=== Begin Enclosure ===

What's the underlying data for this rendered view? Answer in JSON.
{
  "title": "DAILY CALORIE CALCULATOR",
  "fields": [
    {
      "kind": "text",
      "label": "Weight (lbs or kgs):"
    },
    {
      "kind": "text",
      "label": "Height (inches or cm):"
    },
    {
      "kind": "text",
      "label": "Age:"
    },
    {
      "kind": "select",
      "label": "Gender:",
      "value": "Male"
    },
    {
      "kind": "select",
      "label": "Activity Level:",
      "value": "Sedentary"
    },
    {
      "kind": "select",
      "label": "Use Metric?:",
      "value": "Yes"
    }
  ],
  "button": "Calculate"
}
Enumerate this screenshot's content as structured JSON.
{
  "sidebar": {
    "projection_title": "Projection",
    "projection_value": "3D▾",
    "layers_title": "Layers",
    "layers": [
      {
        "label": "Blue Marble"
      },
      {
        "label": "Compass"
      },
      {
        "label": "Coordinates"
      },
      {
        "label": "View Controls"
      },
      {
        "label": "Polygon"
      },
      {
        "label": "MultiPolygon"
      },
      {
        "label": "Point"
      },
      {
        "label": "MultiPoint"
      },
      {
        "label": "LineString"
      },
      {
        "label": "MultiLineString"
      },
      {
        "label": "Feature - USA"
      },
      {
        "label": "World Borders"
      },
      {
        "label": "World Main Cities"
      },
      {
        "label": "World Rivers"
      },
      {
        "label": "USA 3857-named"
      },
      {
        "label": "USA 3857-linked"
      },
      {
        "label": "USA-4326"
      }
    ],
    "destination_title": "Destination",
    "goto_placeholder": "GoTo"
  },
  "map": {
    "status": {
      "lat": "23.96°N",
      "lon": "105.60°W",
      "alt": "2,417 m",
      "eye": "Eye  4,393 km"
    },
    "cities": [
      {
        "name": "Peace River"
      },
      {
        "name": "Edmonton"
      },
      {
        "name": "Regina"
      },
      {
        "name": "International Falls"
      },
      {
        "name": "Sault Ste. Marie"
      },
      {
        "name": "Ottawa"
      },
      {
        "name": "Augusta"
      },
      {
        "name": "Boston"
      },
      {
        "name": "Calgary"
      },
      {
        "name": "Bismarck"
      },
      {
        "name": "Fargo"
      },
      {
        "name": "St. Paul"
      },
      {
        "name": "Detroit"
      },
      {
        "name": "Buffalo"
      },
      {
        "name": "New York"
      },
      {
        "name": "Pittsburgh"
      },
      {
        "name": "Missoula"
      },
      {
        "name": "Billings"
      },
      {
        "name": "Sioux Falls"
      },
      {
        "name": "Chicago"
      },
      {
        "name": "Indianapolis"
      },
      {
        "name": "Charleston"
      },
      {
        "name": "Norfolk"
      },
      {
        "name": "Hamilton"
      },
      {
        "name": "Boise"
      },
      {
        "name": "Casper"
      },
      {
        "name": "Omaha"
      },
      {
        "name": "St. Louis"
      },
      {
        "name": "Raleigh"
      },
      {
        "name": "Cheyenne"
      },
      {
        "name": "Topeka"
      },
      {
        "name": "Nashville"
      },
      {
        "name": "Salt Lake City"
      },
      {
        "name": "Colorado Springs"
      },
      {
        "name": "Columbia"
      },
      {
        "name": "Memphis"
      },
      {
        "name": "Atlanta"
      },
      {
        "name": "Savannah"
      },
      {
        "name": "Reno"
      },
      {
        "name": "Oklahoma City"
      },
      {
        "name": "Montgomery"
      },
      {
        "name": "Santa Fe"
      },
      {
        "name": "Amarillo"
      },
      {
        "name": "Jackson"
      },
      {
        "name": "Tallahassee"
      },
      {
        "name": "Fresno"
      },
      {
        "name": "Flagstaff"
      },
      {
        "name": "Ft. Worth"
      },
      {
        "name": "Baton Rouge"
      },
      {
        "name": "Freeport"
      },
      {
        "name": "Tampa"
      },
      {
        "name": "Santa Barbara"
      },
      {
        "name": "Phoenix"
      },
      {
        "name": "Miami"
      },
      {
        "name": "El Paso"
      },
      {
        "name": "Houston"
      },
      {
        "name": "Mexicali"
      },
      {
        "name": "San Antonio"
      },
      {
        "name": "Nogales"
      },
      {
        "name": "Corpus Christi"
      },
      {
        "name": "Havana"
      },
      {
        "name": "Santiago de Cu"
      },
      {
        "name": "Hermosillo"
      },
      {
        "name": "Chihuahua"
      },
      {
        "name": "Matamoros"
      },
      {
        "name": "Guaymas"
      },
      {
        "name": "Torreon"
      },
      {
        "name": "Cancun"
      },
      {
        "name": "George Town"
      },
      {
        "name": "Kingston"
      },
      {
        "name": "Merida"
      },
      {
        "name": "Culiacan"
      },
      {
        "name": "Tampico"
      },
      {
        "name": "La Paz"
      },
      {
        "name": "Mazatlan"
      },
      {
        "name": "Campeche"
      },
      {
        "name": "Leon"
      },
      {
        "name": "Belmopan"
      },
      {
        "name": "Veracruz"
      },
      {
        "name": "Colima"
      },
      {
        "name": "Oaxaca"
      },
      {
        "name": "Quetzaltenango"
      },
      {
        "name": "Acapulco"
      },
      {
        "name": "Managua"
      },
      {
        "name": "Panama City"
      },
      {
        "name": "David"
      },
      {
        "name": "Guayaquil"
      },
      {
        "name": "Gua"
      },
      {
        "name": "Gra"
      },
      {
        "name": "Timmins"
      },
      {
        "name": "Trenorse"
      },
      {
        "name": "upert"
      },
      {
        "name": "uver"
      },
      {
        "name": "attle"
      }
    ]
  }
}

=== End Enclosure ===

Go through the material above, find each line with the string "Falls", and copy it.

EXERCISE OUTPUT
        "name": "International Falls"
        "name": "Sioux Falls"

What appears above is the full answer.